Publication Type:Journal Article
Source:Sleep Med, Volume 40, p.11-22 (2017)
OBJECTIVE: Stress and hyperarousal both contribute to insomnia. Elevated stress-related sleep reactivity is associated with hyperarousal, and might constitute a vulnerability to future insomnia. The present study examined acute stress-induced arousal and its association with nocturnal sleep.
METHODS: Participants were 30 healthy adults (66.7% female, M = 26.7 years): 10 with insomnia (INS) and 20 good sleepers with high vulnerability (HV) or low vulnerability (LV) to insomnia. They underwent two consecutive nights of polysomnography. During the evening preceding the second night, the Trier Social Stress Test (TSST) was administered, and psychological and physiological arousal indices were assessed.
RESULTS: The TSST elicited an increase in psychological and physiological arousal in all three groups. The INS group showed greater acute cortisol response (p < 0.05) and secretion at bedtime (p < 0.05), and higher pre-sleep cognitive arousal (p < 0.01) than the LV group; HV participants did not significantly differ from those in the INS or the LV group. Increased cortisol response and elevated sympathovagal imbalance (ie, low frequency/high frequency ratio) were each significantly associated with longer nocturnal awakenings (p = 0.048, p = 0.037, respectively). Heightened blood pressure was significantly associated with prolonged sleep onset latency, and reduced total sleep time and sleep efficiency (all ps < 0.05).
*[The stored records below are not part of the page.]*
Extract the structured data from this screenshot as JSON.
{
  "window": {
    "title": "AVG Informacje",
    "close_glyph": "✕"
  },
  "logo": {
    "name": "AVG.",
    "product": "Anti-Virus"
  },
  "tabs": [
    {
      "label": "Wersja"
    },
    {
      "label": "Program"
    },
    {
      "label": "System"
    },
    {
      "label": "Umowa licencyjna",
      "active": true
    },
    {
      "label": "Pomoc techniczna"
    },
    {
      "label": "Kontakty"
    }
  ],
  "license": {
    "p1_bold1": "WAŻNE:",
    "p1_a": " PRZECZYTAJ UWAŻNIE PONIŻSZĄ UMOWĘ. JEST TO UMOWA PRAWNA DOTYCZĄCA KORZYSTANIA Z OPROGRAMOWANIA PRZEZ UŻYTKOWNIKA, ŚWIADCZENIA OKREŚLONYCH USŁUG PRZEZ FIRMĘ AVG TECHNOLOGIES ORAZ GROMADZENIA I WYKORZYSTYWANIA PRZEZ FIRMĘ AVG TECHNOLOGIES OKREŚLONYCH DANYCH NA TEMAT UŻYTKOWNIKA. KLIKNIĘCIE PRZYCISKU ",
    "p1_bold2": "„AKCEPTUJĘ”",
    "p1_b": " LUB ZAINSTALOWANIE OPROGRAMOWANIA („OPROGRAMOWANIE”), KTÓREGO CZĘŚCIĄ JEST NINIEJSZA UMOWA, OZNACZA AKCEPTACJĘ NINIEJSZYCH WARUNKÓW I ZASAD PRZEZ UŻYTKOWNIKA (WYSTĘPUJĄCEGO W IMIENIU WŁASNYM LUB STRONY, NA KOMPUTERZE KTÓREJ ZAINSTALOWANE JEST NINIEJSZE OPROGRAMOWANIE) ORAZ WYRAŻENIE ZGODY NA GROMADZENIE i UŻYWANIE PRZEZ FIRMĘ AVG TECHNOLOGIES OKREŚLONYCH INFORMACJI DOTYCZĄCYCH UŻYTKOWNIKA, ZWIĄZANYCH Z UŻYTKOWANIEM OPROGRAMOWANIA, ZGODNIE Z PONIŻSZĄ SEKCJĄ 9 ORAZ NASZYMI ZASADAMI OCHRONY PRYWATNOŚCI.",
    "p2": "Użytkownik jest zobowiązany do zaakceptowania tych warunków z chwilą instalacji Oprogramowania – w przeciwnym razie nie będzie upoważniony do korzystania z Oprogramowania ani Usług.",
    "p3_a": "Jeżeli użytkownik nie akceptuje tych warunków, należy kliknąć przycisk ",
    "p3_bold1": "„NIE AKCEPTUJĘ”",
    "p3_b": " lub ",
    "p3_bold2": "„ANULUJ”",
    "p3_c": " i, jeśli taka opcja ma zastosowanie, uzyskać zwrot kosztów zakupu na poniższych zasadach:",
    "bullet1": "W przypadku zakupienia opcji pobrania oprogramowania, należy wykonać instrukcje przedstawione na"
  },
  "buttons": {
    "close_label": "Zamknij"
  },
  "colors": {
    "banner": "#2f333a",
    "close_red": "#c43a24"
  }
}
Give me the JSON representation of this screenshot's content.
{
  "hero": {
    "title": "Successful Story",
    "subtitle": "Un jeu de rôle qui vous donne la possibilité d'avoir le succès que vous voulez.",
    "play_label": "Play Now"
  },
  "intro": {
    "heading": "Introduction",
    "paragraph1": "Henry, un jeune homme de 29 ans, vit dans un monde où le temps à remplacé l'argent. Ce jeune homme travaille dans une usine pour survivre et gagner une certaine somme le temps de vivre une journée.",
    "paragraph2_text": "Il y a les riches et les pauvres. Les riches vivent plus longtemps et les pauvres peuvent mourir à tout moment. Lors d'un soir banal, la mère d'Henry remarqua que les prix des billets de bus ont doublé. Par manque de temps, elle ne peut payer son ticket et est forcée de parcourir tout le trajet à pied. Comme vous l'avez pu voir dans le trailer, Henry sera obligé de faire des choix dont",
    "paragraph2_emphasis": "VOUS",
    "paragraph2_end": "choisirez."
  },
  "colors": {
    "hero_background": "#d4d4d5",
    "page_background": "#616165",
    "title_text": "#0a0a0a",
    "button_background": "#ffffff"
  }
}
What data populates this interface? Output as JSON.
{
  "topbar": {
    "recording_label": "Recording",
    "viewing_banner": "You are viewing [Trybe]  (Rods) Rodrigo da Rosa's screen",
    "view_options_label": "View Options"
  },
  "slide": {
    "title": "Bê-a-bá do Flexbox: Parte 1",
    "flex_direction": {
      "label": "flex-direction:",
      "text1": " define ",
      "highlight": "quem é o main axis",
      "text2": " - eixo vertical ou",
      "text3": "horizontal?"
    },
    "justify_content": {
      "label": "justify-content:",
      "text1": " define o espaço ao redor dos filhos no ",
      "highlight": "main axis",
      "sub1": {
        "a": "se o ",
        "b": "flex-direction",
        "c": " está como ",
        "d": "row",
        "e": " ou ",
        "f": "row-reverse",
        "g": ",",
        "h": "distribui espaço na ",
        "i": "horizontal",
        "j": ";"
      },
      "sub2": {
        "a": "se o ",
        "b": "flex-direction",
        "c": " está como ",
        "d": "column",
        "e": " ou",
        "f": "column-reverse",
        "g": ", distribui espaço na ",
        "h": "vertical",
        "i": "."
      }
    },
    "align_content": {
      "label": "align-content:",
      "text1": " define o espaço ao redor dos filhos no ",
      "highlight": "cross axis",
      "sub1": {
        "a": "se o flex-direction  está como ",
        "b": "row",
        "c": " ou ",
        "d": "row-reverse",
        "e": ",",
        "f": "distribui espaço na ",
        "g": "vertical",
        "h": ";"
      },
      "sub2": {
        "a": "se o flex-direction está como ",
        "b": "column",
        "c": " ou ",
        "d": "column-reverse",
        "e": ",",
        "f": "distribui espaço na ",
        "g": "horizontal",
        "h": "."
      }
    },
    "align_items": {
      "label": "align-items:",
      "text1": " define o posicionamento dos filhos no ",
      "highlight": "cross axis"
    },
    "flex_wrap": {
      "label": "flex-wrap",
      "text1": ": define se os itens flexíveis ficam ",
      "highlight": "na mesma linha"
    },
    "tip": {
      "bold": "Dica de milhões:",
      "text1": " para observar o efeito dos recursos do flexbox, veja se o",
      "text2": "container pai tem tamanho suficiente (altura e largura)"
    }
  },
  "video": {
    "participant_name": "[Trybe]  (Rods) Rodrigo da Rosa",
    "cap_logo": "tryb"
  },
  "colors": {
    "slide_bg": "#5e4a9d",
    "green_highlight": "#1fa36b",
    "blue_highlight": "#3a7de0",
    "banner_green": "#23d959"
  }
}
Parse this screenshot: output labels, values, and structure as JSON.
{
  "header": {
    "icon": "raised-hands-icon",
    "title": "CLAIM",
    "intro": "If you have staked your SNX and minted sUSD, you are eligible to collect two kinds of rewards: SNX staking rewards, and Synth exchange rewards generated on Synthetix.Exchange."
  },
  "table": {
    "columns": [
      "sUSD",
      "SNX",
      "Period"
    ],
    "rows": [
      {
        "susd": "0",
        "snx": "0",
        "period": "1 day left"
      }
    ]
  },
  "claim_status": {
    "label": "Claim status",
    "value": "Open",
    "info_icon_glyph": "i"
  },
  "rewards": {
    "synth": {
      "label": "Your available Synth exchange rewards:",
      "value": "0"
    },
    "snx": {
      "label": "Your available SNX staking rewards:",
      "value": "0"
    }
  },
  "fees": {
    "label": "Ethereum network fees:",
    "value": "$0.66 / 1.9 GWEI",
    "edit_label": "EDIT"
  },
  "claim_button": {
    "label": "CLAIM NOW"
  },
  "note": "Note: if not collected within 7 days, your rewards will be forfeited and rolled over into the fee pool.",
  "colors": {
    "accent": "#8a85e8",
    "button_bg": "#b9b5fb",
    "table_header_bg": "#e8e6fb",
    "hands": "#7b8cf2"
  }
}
CONCLUSIONS: These findings support the hyperarousal conceptualization of insomnia and indirectly suggest that increased stress reactivity and bedtime hyperarousal might represent a trait-like vulnerability in certain good sleepers. More research is warranted to validate and expand these preliminary findings.